The alternate method is called a Water Quality Assessment Category 4b. This alternative method is faster than a TMDL. It was also deemed more appropriate because a TMDL was not truly needed since, as it reads in the letter, the “other pollution control requirements are expected to result in the attainment of applicable water quality standard in a reasonable period of time.”
Susan Massengale, public information officer at the DWQ, said if the community is doing something to the creek that results in the same goal as the TMDL, and if the water complies with all water quality standards, a Category 4b demonstration would save money for the community.
“It’s a way to achieve what the TMDL would do before that TMDL is instituted,” Massengale said. “If you can do it, it’s a real benefit to the community and the waterway because a lot of times, these alternate strategies can get into place on a quicker time table.”
A big influence in the success of the Category 4b demonstration is how well the community works to make improvements, Massengale said.
“My understanding is that we have had a lot of really favorable feedback from Burlington and from that watershed, wanting to make the improvements to the way stormwater is managed,” Massengale said. “So, hopefully, that will yield a better quality of water in the stream.”
In preparation for Earth Day, the City of Burlington and the City of Graham organized two stream cleanup days, April 13 and April 20. Volunteers helped clean Bowden Branch Creek, a branch of Little Alamance Creek.

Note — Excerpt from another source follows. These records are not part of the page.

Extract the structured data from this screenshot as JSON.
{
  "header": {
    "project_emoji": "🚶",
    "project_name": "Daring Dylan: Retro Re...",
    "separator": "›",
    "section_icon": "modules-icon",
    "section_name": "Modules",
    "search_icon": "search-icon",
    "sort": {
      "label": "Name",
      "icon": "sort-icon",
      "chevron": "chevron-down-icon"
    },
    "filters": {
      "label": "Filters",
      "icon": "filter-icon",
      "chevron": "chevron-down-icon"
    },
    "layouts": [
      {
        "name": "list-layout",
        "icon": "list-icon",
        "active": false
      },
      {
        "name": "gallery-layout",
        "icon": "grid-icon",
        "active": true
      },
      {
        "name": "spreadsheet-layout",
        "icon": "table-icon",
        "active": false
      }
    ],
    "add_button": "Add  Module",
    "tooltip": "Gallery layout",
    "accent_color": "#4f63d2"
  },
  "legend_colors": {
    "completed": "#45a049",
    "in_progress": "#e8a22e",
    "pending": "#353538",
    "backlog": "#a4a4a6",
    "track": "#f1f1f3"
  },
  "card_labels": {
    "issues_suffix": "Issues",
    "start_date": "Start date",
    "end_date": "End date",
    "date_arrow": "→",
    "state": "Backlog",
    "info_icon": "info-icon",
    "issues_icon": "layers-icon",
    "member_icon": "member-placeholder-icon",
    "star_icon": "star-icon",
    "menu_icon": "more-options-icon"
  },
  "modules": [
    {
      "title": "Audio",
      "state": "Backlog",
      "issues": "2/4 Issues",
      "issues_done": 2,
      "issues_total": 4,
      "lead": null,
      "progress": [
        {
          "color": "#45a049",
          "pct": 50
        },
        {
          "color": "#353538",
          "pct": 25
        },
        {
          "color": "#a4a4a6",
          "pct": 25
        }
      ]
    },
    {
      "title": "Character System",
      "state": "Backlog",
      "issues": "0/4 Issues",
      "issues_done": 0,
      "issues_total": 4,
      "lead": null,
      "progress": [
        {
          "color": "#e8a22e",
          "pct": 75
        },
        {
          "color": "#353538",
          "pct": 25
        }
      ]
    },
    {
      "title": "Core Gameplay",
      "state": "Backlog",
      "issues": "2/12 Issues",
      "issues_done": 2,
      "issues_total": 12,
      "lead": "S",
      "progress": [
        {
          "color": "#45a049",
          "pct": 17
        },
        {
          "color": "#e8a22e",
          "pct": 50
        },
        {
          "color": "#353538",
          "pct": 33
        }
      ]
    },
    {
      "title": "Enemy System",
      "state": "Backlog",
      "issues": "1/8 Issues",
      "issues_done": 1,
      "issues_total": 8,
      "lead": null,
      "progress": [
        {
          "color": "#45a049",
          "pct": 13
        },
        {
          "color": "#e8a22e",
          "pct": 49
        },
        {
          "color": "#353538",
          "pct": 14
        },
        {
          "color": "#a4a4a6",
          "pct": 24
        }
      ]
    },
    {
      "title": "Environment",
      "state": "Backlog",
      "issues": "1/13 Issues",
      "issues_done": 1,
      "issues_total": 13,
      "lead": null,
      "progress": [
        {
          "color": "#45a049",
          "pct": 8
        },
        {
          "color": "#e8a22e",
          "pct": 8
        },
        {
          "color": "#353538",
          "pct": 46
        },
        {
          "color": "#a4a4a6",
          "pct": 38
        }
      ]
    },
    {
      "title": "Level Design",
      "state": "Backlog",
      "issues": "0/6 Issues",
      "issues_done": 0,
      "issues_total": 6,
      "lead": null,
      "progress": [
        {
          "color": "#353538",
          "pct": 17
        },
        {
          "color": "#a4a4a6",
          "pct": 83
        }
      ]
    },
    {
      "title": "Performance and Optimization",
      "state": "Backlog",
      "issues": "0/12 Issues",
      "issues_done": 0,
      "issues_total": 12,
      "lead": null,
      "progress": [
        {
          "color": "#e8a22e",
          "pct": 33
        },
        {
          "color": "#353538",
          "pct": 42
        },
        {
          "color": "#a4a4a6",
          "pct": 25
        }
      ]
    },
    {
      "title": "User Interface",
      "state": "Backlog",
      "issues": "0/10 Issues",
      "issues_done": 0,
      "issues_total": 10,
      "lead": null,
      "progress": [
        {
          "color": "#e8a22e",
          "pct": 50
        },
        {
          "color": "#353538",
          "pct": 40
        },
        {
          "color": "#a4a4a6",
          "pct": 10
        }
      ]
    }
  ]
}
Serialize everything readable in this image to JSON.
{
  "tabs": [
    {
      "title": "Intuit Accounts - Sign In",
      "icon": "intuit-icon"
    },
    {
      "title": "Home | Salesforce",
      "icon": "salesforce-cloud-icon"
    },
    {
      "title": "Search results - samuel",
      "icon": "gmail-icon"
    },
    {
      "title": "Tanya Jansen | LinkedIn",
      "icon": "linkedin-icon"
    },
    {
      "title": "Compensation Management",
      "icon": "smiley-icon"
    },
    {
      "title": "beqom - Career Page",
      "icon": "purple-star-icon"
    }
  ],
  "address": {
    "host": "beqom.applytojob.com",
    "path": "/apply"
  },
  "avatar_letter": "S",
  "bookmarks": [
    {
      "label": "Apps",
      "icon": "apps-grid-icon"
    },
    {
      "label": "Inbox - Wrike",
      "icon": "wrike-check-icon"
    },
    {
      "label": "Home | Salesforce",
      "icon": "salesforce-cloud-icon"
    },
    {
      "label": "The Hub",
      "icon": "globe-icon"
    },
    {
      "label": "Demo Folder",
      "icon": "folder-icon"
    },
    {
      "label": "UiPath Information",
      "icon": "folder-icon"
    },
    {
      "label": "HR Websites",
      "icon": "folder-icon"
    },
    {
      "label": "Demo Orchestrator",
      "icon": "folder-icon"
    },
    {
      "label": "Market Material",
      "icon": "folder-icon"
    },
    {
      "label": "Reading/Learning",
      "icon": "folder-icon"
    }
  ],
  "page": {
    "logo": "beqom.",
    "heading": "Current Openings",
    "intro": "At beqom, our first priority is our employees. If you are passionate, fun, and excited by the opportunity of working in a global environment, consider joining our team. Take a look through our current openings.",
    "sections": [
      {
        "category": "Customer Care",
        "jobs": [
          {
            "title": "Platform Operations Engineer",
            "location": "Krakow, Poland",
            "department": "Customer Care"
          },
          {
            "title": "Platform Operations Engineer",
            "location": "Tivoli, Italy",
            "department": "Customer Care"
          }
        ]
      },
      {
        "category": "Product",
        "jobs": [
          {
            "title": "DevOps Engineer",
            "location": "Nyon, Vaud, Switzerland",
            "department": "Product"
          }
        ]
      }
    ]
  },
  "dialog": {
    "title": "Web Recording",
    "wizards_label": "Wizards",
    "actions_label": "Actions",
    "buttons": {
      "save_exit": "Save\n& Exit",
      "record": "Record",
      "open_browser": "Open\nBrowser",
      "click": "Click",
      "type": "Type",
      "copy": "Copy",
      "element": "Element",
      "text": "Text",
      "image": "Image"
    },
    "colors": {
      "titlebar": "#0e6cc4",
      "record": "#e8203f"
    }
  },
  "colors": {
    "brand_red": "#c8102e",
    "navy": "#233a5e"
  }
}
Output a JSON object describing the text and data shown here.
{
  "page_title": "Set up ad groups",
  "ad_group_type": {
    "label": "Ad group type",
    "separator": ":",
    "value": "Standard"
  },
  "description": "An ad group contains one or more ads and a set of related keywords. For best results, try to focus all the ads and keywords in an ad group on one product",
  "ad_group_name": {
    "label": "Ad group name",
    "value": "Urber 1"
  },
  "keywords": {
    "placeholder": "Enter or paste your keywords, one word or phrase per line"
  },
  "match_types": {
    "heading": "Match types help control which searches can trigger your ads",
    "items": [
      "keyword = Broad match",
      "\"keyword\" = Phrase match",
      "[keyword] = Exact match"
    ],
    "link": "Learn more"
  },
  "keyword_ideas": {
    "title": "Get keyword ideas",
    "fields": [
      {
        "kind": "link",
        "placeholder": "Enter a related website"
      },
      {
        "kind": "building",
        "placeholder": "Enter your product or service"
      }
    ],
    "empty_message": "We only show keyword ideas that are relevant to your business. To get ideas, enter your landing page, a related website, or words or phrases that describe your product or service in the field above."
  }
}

The Cities of Burlington and Graham invited local service groups, youth groups and residents to participate in the Stream Side Cleanup of Bowden Branch, which was sponsored by Elon University’s Lambda Chi Alpha Chapter.
With reductions in pollutant loading, sedimentation and stream erosions, Little Alamance Creek may be able to return to a healthy state. It will be important to note every small improvement, Massengale said.
But, the road of recovery for Little Alamance Creek will be long. It will last several permit cycles, each of which is five years. Stecker said she estimates the process to take ten to 20 years. There is a very small chance the creek will ever return to its original state.
“When we’re looking to see what the target is for the biology, we’re not expecting return to pre-development conditions,” Stecker said.
The DENR will not return to test the waters of Little Alamance Creek until they know the Cities of Burlington and Graham or the Department of Transportation has done something that would change the water’s quality. These three groups are all working to make sure the biological integrity of Little Alamance Creek meets the aquatic standards.
“In an urban area where the impacts have taken place over decades, until somebody takes action to address the stormwater impacts, there is no reason to believe it would have gotten better,” Stecker said.
Once an organization starts actively helping the creek, they will return to test the waters for improvements.
“(Impervious surfaces are) sending stormwater to this creek and to reduce the impervious cover, you might create some parking lots that have pervious pavements instead of impervious and putting in green areas so it would take some of the water in and stop some of the polluting impacts,” Massengale said.
The measurements of the aquatic life in Little Alamance Creek will directly reveal the progress and how close the people of Alamance County are to returning the creek’s biological integrity.